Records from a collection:
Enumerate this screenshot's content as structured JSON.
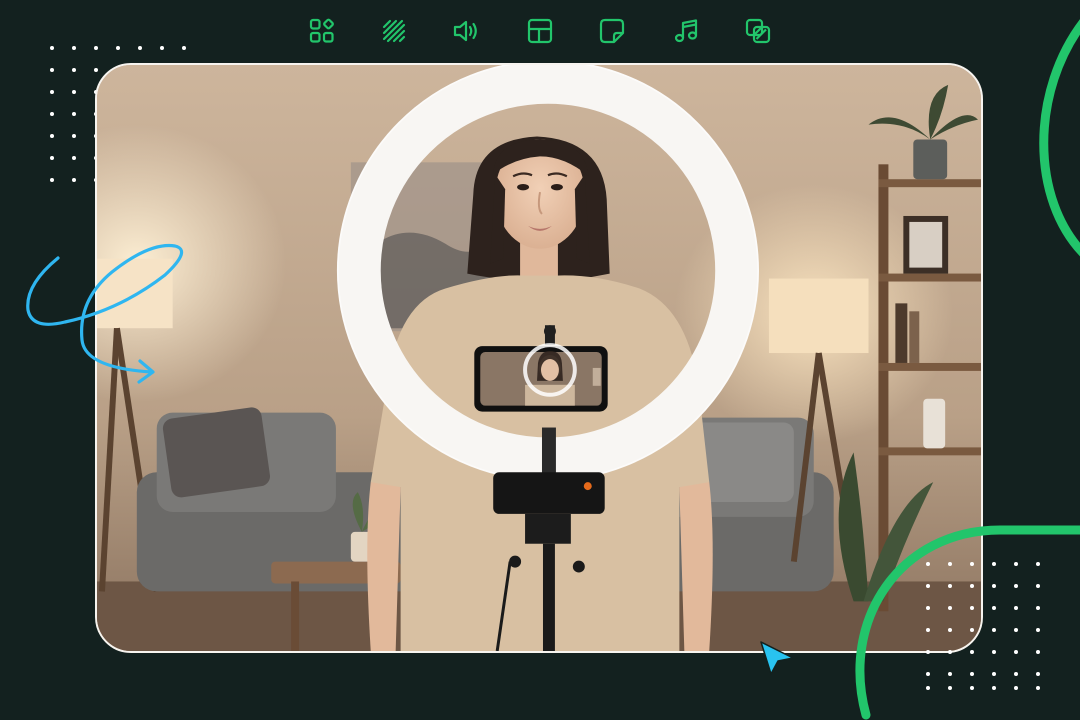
{
  "toolbar": {
    "items": [
      {
        "icon": "widgets-icon"
      },
      {
        "icon": "texture-lines-icon"
      },
      {
        "icon": "volume-icon"
      },
      {
        "icon": "layout-icon"
      },
      {
        "icon": "sticker-icon"
      },
      {
        "icon": "music-note-icon"
      },
      {
        "icon": "overlay-icon"
      }
    ]
  },
  "colors": {
    "background": "#13211f",
    "accent_green": "#22c56b",
    "accent_blue": "#2fb6f0",
    "frame_border": "#f7f4ef"
  },
  "preview": {
    "subject": "woman-with-ring-light-photo"
  }
}
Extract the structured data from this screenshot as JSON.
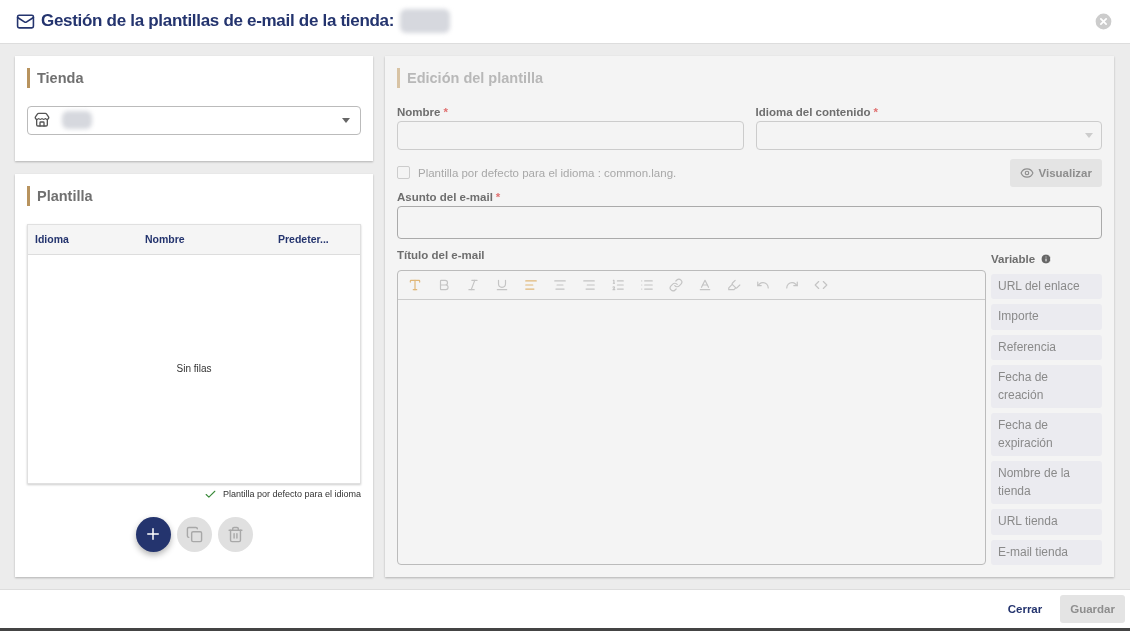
{
  "window": {
    "title": "Gestión de la plantillas de e-mail de la tienda:"
  },
  "store_card": {
    "title": "Tienda"
  },
  "template_card": {
    "title": "Plantilla",
    "table": {
      "columns": [
        "Idioma",
        "Nombre",
        "Predeter..."
      ],
      "empty_text": "Sin filas"
    },
    "legend": "Plantilla por defecto para el idioma",
    "actions": [
      {
        "kind": "add",
        "disabled": false
      },
      {
        "kind": "copy",
        "disabled": true
      },
      {
        "kind": "delete",
        "disabled": true
      }
    ]
  },
  "editor": {
    "title": "Edición del plantilla",
    "disabled": true,
    "name_label": "Nombre",
    "name_required_mark": "*",
    "language_label": "Idioma del contenido",
    "language_required_mark": "*",
    "default_checkbox": {
      "label": "Plantilla por defecto para el idioma : common.lang.",
      "checked": false
    },
    "preview_button": {
      "label": "Visualizar",
      "disabled": true
    },
    "subject_label": "Asunto del e-mail",
    "subject_required_mark": "*",
    "body_label": "Título del e-mail",
    "toolbar": [
      {
        "kind": "type",
        "active": true
      },
      {
        "kind": "bold",
        "active": false
      },
      {
        "kind": "italic",
        "active": false
      },
      {
        "kind": "underline",
        "active": false
      },
      {
        "kind": "align-left",
        "active": true
      },
      {
        "kind": "align-center",
        "active": false
      },
      {
        "kind": "align-right",
        "active": false
      },
      {
        "kind": "list-ordered",
        "active": false
      },
      {
        "kind": "list",
        "active": false
      },
      {
        "kind": "link",
        "active": false
      },
      {
        "kind": "text-color",
        "active": false
      },
      {
        "kind": "highlight",
        "active": false
      },
      {
        "kind": "undo",
        "active": false
      },
      {
        "kind": "redo",
        "active": false
      },
      {
        "kind": "code",
        "active": false
      }
    ],
    "variables_label": "Variable",
    "variables": [
      "URL del enlace",
      "Importe",
      "Referencia",
      "Fecha de creación",
      "Fecha de expiración",
      "Nombre de la tienda",
      "URL tienda",
      "E-mail tienda"
    ]
  },
  "footer": {
    "buttons": [
      {
        "label": "Cerrar",
        "kind": "text",
        "disabled": false
      },
      {
        "label": "Guardar",
        "kind": "filled",
        "disabled": true
      }
    ]
  }
}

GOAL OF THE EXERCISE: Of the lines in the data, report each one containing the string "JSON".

TASK OUTPUT:
Enumerate this screenshot's content as structured JSON.
Extract the structured data from this screenshot as JSON.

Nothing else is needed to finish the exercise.